Bridging the middle innings with some optionable relievers to provide length — especially after short starts — has been a challenge, and that experiment is still fluid. But the addition of Britton should shorten that bridge.
"Definitely it will shorten games for sure," Brach said. "I think with the way people have seen how Buck [has been] able to handle the bullpen. With me, Darren, Mychal, if Donnie can get it going again, he can kind of interchange us. It's not just for that day, but for the next day. It kind of gives everybody rest and kind of has the same back-end feel even if one of us is down that day. The last couple weeks, if one of us was down, it was kind of difficult to get that same feel.
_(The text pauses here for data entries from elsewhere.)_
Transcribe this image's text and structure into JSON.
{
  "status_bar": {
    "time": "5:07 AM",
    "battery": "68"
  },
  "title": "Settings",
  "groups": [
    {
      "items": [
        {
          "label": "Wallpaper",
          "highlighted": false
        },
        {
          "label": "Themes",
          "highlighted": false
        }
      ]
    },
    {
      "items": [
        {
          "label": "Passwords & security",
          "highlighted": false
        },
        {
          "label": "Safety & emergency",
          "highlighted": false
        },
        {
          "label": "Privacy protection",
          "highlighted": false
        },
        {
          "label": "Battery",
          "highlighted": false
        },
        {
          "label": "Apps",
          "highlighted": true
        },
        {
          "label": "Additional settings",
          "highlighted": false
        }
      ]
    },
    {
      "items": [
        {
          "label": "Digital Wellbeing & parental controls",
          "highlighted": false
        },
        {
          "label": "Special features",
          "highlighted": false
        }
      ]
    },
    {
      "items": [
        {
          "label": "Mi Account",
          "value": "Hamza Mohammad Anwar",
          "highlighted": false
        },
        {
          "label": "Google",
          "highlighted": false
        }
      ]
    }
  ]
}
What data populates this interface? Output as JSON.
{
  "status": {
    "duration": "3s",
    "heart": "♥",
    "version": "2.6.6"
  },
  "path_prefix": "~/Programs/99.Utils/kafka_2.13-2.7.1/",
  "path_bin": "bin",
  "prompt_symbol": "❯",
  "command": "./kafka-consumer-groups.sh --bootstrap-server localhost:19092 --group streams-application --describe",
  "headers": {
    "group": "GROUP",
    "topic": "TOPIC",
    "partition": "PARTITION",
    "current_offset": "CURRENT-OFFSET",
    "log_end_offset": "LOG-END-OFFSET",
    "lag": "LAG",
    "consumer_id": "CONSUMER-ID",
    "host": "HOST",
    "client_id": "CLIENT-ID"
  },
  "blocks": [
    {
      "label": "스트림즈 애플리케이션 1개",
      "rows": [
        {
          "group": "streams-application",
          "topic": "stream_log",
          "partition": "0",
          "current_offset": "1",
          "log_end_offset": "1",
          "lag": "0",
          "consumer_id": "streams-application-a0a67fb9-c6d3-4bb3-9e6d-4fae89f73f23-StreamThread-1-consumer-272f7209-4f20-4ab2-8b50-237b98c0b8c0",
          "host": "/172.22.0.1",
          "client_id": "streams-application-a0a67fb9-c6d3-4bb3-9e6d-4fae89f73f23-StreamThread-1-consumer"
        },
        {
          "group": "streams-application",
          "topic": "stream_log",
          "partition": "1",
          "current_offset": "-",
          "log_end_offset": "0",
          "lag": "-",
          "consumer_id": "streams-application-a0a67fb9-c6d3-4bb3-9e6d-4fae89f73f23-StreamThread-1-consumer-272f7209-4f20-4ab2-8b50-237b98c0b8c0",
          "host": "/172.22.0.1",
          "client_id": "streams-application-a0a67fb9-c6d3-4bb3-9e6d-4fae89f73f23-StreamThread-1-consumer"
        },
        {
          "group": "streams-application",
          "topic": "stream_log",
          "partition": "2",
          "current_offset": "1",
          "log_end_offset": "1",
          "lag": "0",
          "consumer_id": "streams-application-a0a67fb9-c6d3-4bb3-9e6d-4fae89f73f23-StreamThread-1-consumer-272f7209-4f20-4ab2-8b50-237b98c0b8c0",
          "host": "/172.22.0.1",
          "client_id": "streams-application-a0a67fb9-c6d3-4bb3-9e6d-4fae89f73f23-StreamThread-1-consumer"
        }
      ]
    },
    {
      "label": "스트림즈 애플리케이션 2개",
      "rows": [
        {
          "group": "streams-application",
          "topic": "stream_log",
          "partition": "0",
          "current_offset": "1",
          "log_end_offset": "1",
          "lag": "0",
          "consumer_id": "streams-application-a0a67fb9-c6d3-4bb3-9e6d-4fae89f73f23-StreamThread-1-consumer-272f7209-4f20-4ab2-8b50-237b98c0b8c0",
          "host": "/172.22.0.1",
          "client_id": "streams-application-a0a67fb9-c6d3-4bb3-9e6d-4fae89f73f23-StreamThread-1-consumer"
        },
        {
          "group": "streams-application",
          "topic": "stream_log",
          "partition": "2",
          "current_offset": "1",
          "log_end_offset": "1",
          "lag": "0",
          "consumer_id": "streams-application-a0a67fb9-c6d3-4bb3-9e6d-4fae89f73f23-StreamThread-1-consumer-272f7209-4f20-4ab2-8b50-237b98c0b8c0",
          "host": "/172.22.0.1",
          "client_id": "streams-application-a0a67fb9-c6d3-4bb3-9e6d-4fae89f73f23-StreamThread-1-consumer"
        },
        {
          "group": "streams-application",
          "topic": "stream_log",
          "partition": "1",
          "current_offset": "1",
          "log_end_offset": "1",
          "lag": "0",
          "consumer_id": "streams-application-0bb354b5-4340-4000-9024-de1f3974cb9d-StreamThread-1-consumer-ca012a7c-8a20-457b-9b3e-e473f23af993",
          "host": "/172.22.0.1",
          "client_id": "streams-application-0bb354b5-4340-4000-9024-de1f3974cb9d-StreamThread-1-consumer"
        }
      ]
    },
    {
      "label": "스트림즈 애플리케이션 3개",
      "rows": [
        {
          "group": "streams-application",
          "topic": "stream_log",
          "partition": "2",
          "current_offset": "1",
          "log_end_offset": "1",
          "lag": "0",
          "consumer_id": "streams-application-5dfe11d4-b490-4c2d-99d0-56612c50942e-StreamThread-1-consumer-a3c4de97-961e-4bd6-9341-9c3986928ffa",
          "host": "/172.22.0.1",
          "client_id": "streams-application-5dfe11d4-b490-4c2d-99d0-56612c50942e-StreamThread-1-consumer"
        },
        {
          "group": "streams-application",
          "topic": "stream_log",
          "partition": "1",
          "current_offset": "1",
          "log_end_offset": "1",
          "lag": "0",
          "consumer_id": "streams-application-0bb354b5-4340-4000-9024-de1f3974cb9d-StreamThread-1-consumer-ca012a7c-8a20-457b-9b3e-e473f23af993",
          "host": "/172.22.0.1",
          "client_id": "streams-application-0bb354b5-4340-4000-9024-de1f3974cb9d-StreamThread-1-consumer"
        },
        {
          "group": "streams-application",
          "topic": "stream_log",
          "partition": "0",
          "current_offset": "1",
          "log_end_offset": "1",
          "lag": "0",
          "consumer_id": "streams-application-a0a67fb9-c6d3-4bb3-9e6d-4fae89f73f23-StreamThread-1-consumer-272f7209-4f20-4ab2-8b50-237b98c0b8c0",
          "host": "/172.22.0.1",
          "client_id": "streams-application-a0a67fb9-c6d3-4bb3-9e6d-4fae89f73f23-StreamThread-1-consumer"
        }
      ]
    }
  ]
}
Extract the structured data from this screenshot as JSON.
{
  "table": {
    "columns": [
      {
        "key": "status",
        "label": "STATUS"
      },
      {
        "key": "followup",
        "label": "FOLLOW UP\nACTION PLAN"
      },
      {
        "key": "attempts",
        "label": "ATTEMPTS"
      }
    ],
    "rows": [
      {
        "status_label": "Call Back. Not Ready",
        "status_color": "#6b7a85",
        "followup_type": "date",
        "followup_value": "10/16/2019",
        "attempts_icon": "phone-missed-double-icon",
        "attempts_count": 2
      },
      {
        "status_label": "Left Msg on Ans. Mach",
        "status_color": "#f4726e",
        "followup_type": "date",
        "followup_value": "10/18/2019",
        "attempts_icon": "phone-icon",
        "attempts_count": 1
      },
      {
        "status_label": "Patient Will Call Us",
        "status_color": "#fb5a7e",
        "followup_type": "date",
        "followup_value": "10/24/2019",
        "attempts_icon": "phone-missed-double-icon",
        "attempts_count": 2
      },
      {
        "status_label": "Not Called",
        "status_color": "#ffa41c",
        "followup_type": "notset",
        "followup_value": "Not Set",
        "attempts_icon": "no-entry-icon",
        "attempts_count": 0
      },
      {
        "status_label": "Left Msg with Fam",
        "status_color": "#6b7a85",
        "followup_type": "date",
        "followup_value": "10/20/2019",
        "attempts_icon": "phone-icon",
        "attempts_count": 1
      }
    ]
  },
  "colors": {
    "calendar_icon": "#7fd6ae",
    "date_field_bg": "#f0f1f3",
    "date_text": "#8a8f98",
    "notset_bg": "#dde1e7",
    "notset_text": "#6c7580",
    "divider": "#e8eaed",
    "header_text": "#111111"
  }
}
So I think having him back just kind of shortens the game and makes us that more effective."
Since the loss of Britton, the Orioles rotation has averaged just five innings per game, including a current stretch that includes just three starts of at least six innings in 20 games heading into Saturday.
The offense has been erratic, averaging 4.4 runs per game in June. Combine that with a rotation that has posted a major league-worst 6.32 ERA since Britton's last outing on May 4, and the Orioles' minus-62 run differential last month was the worst in baseball.
Given those numbers, it's remarkable the Orioles are still in the playoff mix. But the team's hope is that by solidifying the back end of the bullpen can spur both the offense and rotation to realize they don't have to try to do too much.
"I think more so than anything it helps the team chemistry of having guys back who you're familiar with and have been around a while," Britton said. "When you're kind of always having an influx of new talent coming up from the minors, especially as guys weren't pitching as well as they could have, yeah maybe it takes a toll on some of the other guys. They want familiar faces back there, guys who for the most part you know what you're going to get from them time in and time out. I think that's what you're looking for."
Britton's phone isn't buzzing as much as it was back in May, especially since flying north to Baltimore from Florida to start his rehab assignment, his teammates knowing his return was on the horizon.
"Everybody's going to have to continue to pitch well to get to where we want to go, but I think talking to some of the older position players, they've been reaching out to me a lot just hoping to get a familiar face back," Britton said. "I know it's something they're looking forward to."